↓↓↓

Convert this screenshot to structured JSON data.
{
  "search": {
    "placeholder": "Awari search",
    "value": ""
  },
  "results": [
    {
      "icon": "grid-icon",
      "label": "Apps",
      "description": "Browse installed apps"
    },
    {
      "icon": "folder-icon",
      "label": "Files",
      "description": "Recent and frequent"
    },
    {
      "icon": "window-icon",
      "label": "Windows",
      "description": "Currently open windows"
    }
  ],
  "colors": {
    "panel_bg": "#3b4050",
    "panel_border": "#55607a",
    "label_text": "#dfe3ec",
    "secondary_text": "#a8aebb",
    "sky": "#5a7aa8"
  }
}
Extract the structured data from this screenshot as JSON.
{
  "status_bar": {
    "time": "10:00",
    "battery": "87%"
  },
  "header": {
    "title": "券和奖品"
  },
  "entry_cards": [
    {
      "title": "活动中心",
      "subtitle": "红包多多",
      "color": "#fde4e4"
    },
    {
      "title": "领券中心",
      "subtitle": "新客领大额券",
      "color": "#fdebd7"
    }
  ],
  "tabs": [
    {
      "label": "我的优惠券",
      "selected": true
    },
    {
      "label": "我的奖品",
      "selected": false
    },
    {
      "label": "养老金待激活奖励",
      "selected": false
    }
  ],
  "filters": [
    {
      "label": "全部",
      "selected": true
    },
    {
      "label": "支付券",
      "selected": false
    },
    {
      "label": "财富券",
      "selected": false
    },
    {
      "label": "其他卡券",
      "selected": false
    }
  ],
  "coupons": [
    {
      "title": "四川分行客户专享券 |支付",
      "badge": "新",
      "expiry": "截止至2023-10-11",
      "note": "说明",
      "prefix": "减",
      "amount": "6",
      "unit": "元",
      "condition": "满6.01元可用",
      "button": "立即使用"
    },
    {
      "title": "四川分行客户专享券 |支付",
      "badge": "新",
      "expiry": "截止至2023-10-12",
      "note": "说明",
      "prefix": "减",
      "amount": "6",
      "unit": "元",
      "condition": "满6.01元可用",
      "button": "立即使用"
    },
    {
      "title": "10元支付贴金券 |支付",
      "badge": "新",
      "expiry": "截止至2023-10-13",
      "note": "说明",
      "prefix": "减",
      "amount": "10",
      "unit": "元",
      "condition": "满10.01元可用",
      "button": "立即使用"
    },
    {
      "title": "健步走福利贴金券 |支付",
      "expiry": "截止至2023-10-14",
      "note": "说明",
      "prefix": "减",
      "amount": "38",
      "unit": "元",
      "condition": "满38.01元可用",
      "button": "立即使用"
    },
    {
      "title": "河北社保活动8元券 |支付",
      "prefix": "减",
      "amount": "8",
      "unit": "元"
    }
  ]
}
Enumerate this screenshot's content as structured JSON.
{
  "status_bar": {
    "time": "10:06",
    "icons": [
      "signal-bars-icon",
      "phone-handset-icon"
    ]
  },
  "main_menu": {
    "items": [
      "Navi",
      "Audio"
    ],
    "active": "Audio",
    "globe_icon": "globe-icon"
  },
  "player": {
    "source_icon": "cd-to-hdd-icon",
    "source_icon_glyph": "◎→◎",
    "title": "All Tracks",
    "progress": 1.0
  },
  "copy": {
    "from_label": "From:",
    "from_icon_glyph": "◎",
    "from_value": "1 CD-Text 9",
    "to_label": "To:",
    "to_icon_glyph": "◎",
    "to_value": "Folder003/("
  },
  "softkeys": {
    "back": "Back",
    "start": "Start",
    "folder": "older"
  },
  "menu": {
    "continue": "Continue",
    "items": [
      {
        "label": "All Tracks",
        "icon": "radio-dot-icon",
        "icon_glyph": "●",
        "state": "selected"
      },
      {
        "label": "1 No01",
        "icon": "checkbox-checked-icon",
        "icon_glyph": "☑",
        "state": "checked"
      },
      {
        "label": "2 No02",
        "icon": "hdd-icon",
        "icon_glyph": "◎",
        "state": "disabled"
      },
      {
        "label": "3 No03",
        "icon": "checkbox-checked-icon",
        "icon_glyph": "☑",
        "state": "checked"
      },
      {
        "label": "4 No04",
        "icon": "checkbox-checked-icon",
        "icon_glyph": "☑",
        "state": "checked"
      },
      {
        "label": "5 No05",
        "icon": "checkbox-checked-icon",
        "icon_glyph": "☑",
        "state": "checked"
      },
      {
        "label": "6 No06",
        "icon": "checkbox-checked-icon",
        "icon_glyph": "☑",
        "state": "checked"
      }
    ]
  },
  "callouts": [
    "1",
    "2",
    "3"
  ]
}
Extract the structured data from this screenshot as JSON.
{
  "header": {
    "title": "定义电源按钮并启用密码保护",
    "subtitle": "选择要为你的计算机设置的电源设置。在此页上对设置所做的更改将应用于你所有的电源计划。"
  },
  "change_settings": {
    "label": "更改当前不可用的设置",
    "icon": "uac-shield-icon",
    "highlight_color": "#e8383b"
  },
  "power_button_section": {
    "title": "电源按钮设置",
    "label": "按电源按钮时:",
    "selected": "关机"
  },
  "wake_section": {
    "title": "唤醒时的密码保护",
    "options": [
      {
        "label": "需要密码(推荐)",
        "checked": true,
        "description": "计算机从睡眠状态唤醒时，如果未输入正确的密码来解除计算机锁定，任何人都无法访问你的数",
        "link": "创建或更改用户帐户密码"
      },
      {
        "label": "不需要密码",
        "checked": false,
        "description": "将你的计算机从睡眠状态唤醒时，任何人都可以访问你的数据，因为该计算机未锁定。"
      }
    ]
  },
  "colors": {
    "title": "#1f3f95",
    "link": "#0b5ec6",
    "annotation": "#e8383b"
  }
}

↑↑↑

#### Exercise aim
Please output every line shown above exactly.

#### Your solution
Convert this screenshot to structured JSON data.
{
  "search": {
    "placeholder": "Awari search",
    "value": ""
  },
  "results": [
    {
      "icon": "grid-icon",
      "label": "Apps",
      "description": "Browse installed apps"
    },
    {
      "icon": "folder-icon",
      "label": "Files",
      "description": "Recent and frequent"
    },
    {
      "icon": "window-icon",
      "label": "Windows",
      "description": "Currently open windows"
    }
  ],
  "colors": {
    "panel_bg": "#3b4050",
    "panel_border": "#55607a",
    "label_text": "#dfe3ec",
    "secondary_text": "#a8aebb",
    "sky": "#5a7aa8"
  }
}
Extract the structured data from this screenshot as JSON.
{
  "status_bar": {
    "time": "10:00",
    "battery": "87%"
  },
  "header": {
    "title": "券和奖品"
  },
  "entry_cards": [
    {
      "title": "活动中心",
      "subtitle": "红包多多",
      "color": "#fde4e4"
    },
    {
      "title": "领券中心",
      "subtitle": "新客领大额券",
      "color": "#fdebd7"
    }
  ],
  "tabs": [
    {
      "label": "我的优惠券",
      "selected": true
    },
    {
      "label": "我的奖品",
      "selected": false
    },
    {
      "label": "养老金待激活奖励",
      "selected": false
    }
  ],
  "filters": [
    {
      "label": "全部",
      "selected": true
    },
    {
      "label": "支付券",
      "selected": false
    },
    {
      "label": "财富券",
      "selected": false
    },
    {
      "label": "其他卡券",
      "selected": false
    }
  ],
  "coupons": [
    {
      "title": "四川分行客户专享券 |支付",
      "badge": "新",
      "expiry": "截止至2023-10-11",
      "note": "说明",
      "prefix": "减",
      "amount": "6",
      "unit": "元",
      "condition": "满6.01元可用",
      "button": "立即使用"
    },
    {
      "title": "四川分行客户专享券 |支付",
      "badge": "新",
      "expiry": "截止至2023-10-12",
      "note": "说明",
      "prefix": "减",
      "amount": "6",
      "unit": "元",
      "condition": "满6.01元可用",
      "button": "立即使用"
    },
    {
      "title": "10元支付贴金券 |支付",
      "badge": "新",
      "expiry": "截止至2023-10-13",
      "note": "说明",
      "prefix": "减",
      "amount": "10",
      "unit": "元",
      "condition": "满10.01元可用",
      "button": "立即使用"
    },
    {
      "title": "健步走福利贴金券 |支付",
      "expiry": "截止至2023-10-14",
      "note": "说明",
      "prefix": "减",
      "amount": "38",
      "unit": "元",
      "condition": "满38.01元可用",
      "button": "立即使用"
    },
    {
      "title": "河北社保活动8元券 |支付",
      "prefix": "减",
      "amount": "8",
      "unit": "元"
    }
  ]
}
Enumerate this screenshot's content as structured JSON.
{
  "status_bar": {
    "time": "10:06",
    "icons": [
      "signal-bars-icon",
      "phone-handset-icon"
    ]
  },
  "main_menu": {
    "items": [
      "Navi",
      "Audio"
    ],
    "active": "Audio",
    "globe_icon": "globe-icon"
  },
  "player": {
    "source_icon": "cd-to-hdd-icon",
    "source_icon_glyph": "◎→◎",
    "title": "All Tracks",
    "progress": 1.0
  },
  "copy": {
    "from_label": "From:",
    "from_icon_glyph": "◎",
    "from_value": "1 CD-Text 9",
    "to_label": "To:",
    "to_icon_glyph": "◎",
    "to_value": "Folder003/("
  },
  "softkeys": {
    "back": "Back",
    "start": "Start",
    "folder": "older"
  },
  "menu": {
    "continue": "Continue",
    "items": [
      {
        "label": "All Tracks",
        "icon": "radio-dot-icon",
        "icon_glyph": "●",
        "state": "selected"
      },
      {
        "label": "1 No01",
        "icon": "checkbox-checked-icon",
        "icon_glyph": "☑",
        "state": "checked"
      },
      {
        "label": "2 No02",
        "icon": "hdd-icon",
        "icon_glyph": "◎",
        "state": "disabled"
      },
      {
        "label": "3 No03",
        "icon": "checkbox-checked-icon",
        "icon_glyph": "☑",
        "state": "checked"
      },
      {
        "label": "4 No04",
        "icon": "checkbox-checked-icon",
        "icon_glyph": "☑",
        "state": "checked"
      },
      {
        "label": "5 No05",
        "icon": "checkbox-checked-icon",
        "icon_glyph": "☑",
        "state": "checked"
      },
      {
        "label": "6 No06",
        "icon": "checkbox-checked-icon",
        "icon_glyph": "☑",
        "state": "checked"
      }
    ]
  },
  "callouts": [
    "1",
    "2",
    "3"
  ]
}
Extract the structured data from this screenshot as JSON.
{
  "header": {
    "title": "定义电源按钮并启用密码保护",
    "subtitle": "选择要为你的计算机设置的电源设置。在此页上对设置所做的更改将应用于你所有的电源计划。"
  },
  "change_settings": {
    "label": "更改当前不可用的设置",
    "icon": "uac-shield-icon",
    "highlight_color": "#e8383b"
  },
  "power_button_section": {
    "title": "电源按钮设置",
    "label": "按电源按钮时:",
    "selected": "关机"
  },
  "wake_section": {
    "title": "唤醒时的密码保护",
    "options": [
      {
        "label": "需要密码(推荐)",
        "checked": true,
        "description": "计算机从睡眠状态唤醒时，如果未输入正确的密码来解除计算机锁定，任何人都无法访问你的数",
        "link": "创建或更改用户帐户密码"
      },
      {
        "label": "不需要密码",
        "checked": false,
        "description": "将你的计算机从睡眠状态唤醒时，任何人都可以访问你的数据，因为该计算机未锁定。"
      }
    ]
  },
  "colors": {
    "title": "#1f3f95",
    "link": "#0b5ec6",
    "annotation": "#e8383b"
  }
}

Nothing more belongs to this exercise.